How check fraud can cripple your business’s profitability
Fraud poses an ever-looming threat to businesses. Despite the common notion that check fraud may be outdated in today’s digital society, the reality could not be more different. Checks remain the most susceptible business payment method to fraud. A recent survey in 2022 offers some alarming statistics on this issue:
- Check fraud continues to dominate other types of payment fraud, evidenced by 63% of businesses reporting incidents. This far exceeds the next most common type, corporate card payment fraud, at 36%.
- Only 3% of fraud was attributed to unethical business employees.
- The U.S. Postal Service reported an 11% increase in mail thefts.
Check fraud is a crime of opportunity that is cheap and easy to execute, offering a tempting prospect for fraudsters. Since integral information such as the account and routing numbers are available on the checks themselves, there are several ways for crooks to misappropriate funds: chemically erasing ink to reuse the check, illegitimate check printing and using account details to carry out unauthorized ACH transactions. In 2022, 30% of businesses reported fraud related to ACH.
Some business owners mistakenly think reduced check usage automatically safeguards them from check fraud. Even if you issue just a handful of checks annually, staying alert to potential threats is crucial. The harsh reality is that businesses do not have the same account protections against liability that consumers do. Personal and business bank account protections are governed by different rules and restrictions; a business has only a 24-hour window to report fraud, in which the financial institution can return the transaction. Beyond that point, the liability shifts to the business. Let that ramification sink in.

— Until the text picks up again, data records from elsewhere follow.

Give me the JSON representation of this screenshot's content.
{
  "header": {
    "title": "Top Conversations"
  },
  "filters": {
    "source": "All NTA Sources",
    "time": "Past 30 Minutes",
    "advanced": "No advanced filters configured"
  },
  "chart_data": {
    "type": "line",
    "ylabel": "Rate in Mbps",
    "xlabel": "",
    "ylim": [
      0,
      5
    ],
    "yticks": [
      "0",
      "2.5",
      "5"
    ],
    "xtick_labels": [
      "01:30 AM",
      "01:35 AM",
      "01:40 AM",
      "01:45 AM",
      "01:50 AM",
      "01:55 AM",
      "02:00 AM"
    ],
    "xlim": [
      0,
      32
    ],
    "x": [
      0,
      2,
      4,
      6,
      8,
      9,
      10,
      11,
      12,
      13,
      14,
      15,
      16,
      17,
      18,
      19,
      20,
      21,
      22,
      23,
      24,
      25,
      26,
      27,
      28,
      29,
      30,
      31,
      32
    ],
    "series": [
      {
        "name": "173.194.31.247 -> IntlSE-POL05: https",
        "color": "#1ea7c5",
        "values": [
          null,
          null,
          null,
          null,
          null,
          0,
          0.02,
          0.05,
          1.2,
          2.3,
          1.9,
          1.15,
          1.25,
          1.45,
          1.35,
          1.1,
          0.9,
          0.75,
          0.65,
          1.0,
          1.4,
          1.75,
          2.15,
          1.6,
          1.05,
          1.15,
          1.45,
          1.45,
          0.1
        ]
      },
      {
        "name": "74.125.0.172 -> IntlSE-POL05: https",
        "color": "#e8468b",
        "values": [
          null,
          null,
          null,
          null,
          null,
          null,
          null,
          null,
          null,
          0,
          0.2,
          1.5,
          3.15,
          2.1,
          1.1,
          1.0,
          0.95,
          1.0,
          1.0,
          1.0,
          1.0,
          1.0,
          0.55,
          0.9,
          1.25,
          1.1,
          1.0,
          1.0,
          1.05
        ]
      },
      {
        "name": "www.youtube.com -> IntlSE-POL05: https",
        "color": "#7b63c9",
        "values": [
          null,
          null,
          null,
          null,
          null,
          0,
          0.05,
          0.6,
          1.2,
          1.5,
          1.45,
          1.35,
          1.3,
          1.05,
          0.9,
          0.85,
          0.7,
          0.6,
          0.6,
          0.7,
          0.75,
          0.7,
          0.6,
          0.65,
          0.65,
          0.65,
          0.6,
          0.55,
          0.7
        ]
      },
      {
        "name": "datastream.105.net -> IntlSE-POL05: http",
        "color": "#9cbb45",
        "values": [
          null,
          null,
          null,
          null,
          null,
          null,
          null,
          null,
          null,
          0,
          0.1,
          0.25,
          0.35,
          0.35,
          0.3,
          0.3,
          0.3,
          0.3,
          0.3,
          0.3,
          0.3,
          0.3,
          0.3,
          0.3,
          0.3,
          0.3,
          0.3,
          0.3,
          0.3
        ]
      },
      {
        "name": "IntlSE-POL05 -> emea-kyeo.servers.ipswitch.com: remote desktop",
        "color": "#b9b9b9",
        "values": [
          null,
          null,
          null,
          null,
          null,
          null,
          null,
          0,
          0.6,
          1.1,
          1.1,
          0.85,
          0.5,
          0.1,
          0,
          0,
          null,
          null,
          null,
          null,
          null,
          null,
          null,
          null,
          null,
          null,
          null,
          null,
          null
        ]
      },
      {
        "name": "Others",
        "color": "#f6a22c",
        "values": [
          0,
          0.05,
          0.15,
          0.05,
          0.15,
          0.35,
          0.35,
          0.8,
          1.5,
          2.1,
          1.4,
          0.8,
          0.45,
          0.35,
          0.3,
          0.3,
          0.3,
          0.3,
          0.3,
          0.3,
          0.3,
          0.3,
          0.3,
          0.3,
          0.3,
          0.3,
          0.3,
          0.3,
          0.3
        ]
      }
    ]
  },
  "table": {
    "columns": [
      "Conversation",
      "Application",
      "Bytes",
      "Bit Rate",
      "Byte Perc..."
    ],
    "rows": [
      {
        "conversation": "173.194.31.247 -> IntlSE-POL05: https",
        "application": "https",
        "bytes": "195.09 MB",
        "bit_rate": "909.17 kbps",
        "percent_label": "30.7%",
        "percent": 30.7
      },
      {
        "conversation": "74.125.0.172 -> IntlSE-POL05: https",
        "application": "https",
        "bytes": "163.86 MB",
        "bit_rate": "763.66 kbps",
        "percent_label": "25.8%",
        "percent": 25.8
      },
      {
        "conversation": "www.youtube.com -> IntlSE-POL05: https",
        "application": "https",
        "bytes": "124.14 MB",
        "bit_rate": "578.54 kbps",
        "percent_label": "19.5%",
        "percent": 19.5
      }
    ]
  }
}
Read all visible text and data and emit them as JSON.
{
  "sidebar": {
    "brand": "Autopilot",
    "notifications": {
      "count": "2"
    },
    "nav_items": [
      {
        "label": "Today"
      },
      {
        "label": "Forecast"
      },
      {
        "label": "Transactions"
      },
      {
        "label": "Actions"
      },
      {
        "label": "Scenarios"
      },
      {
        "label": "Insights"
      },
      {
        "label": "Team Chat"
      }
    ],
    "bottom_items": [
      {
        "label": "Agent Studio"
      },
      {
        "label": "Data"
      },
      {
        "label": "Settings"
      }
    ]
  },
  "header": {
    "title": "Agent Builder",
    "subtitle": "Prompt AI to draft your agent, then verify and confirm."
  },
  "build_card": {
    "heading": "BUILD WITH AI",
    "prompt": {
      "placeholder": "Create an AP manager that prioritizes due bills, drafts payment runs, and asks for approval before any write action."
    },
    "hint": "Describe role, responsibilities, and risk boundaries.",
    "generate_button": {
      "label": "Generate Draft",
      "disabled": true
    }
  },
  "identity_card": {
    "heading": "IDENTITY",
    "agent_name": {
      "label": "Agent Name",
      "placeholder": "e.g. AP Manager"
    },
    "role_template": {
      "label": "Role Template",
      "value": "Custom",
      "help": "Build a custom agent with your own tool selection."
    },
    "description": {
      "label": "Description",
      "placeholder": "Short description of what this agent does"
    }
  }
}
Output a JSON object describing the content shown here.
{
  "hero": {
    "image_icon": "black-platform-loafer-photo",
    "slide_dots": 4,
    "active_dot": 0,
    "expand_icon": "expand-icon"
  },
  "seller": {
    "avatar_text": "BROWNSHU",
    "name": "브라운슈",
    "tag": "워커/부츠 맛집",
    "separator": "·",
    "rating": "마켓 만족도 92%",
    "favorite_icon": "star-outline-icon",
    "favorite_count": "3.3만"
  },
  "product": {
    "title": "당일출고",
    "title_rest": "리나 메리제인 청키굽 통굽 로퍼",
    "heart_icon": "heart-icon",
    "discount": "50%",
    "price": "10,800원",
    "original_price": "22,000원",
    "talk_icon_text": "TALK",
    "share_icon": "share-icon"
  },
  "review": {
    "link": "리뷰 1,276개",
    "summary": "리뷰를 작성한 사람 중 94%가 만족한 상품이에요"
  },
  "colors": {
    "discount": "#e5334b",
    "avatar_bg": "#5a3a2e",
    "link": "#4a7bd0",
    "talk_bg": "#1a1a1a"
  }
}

As seen with clients, falling victim to fraud can have devastating consequences for any business, big or small, with a newfound sense of worry and stress. Recovering from fraudulent activity can be expensive and incredibly time-consuming, and most businesses recover less than 10% of stolen funds.
An unprotected account is always a target for fraudsters looking to exploit gaps in your system.
Your business should take proactive steps to ensure strong account operations. How can you safeguard yourself in the future? Here are a few recommendations from Minnwest Bank:
- Positive Pay, a service through online banking, compares and verifies checks your business issues to the checks presented for payment. Any discrepancies are notified to you for immediate decision on whether to allow or return.
- Positive Pay also enables you to customize your ACH needs with vetted payees, parameters for ongoing payments, and customized notifications for exceptions.
- Key associates should have access to business online banking. Monitoring activity daily and enabling alerts for transactions is a good daily practice, especially if you choose not to implement a fraud mitigation software.
- Whenever possible, businesses should try using more secure payment methods, such as credit cards, virtual cards, ACH origination and wire transfer.
- Consider instituting dual control for payables transmitted via ACH origination and wire, attesting multiple individuals are involved for submission and approval.
- Be leery of business email compromise and revealing sensitive information, as this can open doors for fraudsters to be even more creative. Educate and encourage employees to trust their gut.
Safeguarding your hard-earned assets is an essential aspect of managing a business. By prioritizing transaction security and adding a layer of defense, you can help protect against the nightmare of fraud potentially impacting your operations.
Choose a financial institution that prioritizes you, one that works with you to customize offerings beneficial to your business and is committed to service.
Andrea is a Cash Management Sales Officer who leads prospective customer analysis/proposals, account reviews, product exploration and business development alongside a team of lenders for a widespread region of Minnwest Bank, Member FDIC, locations.